Here’s another reason to read and re-read the rules. This one involved pro se appellants who tried to appeal a summary judgment entered against them on their counterclaim against a bank. They filed their Notice of Appeal in the appellate court, not in the trial court as is required by Illinois Supreme Court Rule 303. Nor did Rule 365 save the appeal. So the appeal was dismissed.
The Second District Illinois Appellate Court explained:
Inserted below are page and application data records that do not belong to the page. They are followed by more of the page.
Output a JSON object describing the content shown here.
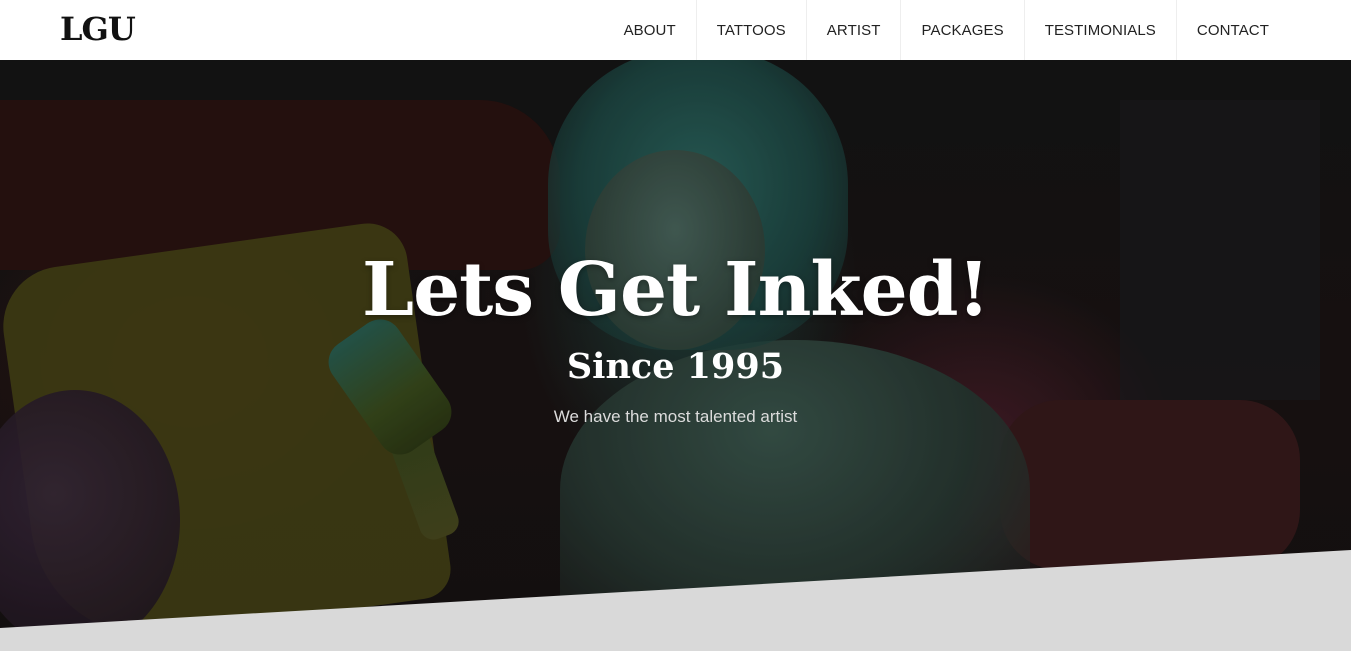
{
  "header": {
    "logo": "LGU",
    "nav": [
      {
        "label": "ABOUT"
      },
      {
        "label": "TATTOOS"
      },
      {
        "label": "ARTIST"
      },
      {
        "label": "PACKAGES"
      },
      {
        "label": "TESTIMONIALS"
      },
      {
        "label": "CONTACT"
      }
    ]
  },
  "hero": {
    "title": "Lets Get Inked!",
    "subtitle": "Since 1995",
    "tagline": "We have the most talented artist"
  },
  "colors": {
    "nav_background": "#ffffff",
    "hero_text": "#ffffff",
    "divider": "#d9d9d9"
  }
}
As pertinent here, Rule 365 states, “If a case is appealed to either the Supreme Court or the Appellate Court, or the wrong district of the Appellate Court, which should have been appealed to a different court, the case shall be transferred to the proper court.” … That language simply has nothing to do with this case. Had defendants timely filed their notice of appeal in the trial court but wrongly stated that they were seeking review in the supreme court or in a district of the appellate court other than this one, then Rule 365 would have required the transfer of the case to this court. However, defendants did not appeal to the wrong court. They appealed to the proper court but did not file the notice of appeal in the trial court on time. Rule 365 did not excuse defendants from their obligation under Rule 303(a)(1) to file a timely notice of appeal in the trial court.